When I decided to go looking for stories and recording them with my GoPro, I decided to mount the camera to my chest and use my phone to monitor the image composition. I was also carrying a Roland digital stereo audio recorder outfitted with a windscreen to capture a better audio track. I don't have a windscreen for the GoPro and I would be spending some time outdoors on a breezy day.
The 2016 Texas Route 66 Festival was held on June 11, 2016, in the Route 66 Historic District of Amarillo, Texas. The area is about 3/4s of a mile long on SW 6th Ave. (locals pronounce it street. ha!) so I knew there would be a lot of walking, wind noise and background noise. I thought using the chest harness mount for the camera would be a pretty stable platform to reduce camera jitter. At least it would be more stable than mounted on the bill of my cap, wouldn't it? Haha!!
I am sharing the results of my experiment below along with comments below.
My first interview was with Stephanie Daggett and the first thing I noticed when looking at the footage later, was that the camera is too low when doing interviews. She is looking at me quite a bit during the interview but that angle is not viewer friendly. The second thing I noticed was how unstable the camera is. Way too much movement to be comfortable to the eye. When doing "man on the street" interviews like this, that camera will need to be higher and a lot more stable. I hate to have to resort to carrying a tripod with me but I would like to find a lighter and less bulky alternative if possible.
My second interview also took place indoors and really brought out the fact that I need to add a lavalier mike for my Roland digital audio recorder. There were several people talking close by which created a lot of background noise. A mike on the subject will make a lot of difference and will free my hands up from having to hold the recorder. Plus, I think it will have a positive psychological effect on the subject because the encounter becomes a bit less formal when they get wired up for an interview.
The third interview was also done inside at the same location and at a closer range to the subject. Note how the camera towers over the subject. The GoPro has a fish eye effect when shooting 16:9 at 1080p and the fish eye perspective made things much worse in this case. When flattened out using the GoPro Studio video editing software, part of the original video is lost on all four sides of the frame. Even though I was trying to leave enough margin in the original composition by monitoring in real time on my phone, this exercise was an almost complete fail.
All of the above situations only used natural lighting and did not turn out too bad using full auto mode on the GoPro Hero4 Silver. A local news station ran a story on Bob "Crocodile" Lile and his cadilight creations a while back. You can see their version of the story here - Cadillac Ranch paint chips transformed into accessories
I do have one other major problem to consider when wearing the GoPro on a chest harness. A walking gait is clearly evident in the recorded footage and it is not pleasing to look at! The Route 66 Historic district covers about 3/4 of a mile and I walked the whole length and back recording sights along the way. Take a look at the video below and you will see I am not likely to resort to using a chest harness again while walking.

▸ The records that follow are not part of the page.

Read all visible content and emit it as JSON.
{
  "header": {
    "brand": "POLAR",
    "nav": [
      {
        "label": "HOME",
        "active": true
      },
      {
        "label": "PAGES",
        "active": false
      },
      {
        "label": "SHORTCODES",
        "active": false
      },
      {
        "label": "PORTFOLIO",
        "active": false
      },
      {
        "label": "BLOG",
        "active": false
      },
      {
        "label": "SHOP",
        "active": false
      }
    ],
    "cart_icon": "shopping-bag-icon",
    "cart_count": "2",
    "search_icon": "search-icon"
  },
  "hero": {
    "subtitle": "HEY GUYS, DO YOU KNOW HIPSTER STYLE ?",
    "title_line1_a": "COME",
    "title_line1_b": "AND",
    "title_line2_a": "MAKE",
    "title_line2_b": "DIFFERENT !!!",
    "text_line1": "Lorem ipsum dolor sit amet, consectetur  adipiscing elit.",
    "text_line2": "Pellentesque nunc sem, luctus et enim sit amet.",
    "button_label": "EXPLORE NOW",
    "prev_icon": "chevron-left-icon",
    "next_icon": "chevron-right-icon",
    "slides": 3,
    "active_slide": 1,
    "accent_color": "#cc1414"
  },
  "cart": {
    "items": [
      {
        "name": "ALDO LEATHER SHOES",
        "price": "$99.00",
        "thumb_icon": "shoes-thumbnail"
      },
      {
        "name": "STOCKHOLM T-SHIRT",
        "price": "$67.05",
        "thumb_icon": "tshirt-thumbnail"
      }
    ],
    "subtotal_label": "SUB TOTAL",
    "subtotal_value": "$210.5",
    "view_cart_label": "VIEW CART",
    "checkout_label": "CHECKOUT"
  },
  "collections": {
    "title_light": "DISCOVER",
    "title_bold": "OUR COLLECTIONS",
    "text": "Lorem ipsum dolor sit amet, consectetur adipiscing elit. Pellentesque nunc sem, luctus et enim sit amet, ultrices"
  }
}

If you have made it this far on this post, I thank you for your interest! If you have not subscribed to the Story Channel on YouTube I hope you do so you can see some of the improvements I make in future video clips.
Now that winter is over and the majority of development is done on two new mobile apps, I am ready to get outdoors and start having some fun. The two new apps are focused on travel featuring places to go and things to do. That means content has to be created for display in the apps.
I have already begun researching the histories of some of the older buildings in Maimi, Texas as part of a Miami Walking History Tour. This tour will be available for free in the iTour Go app. The app will also be available for free in the Google Play Store and at this time, I do not plan to include display ads in the app.
Some field testing of the app has been done at Wildcat Bluff Nature Center in Amarillo, Texas and Palo Duro Canyon State Park near Canyon, Texas. Some work has been done to identify some points of interest for two hiking tours at WBNC and a driving tour of Palo Duro Canyon but a lot more work needs to be done before those paid tours are ready to publish.
Of course, that means I will need to spend quite a bit of time at these two locations gathering information, GPS coordinates and shooting photos and potentially videos as well for each point of interest. Some of the photos and info will be available for display in the iTour Go app with much more detailed info, photos and videos will be available on mobile friendly web page.
Video production will start ramping up again in June and I will be on the hunt for storytellers. People who have interesting stories to tell from their own experiences and people who like to tell entertaining stories and are very good at it. Some of the focus will be on recording the life stories of older folks preserving their memories for family and community heritage. Many of these interviews will be recorded at local county museums and I will publish when and where these sessions will be as they are booked.
I already know several entertaining storytellers and some of them are willing to appear on camera. If you know of someone who can tell some real whoppers, funny, scary or otherwise entertaining, please let me know about them and how they may be contacted.
Summer and Fall are great times of the year for public outdoor events and I plan to attend some of them in the area and attempt to document some of the people and activities they engage in. Previous experience has shown these are great opportunities to gather some impromptu stories and document contemporary events.
So lots of work, planning and travel are in store for the rest of the year. It will be fun to have you along for the ride!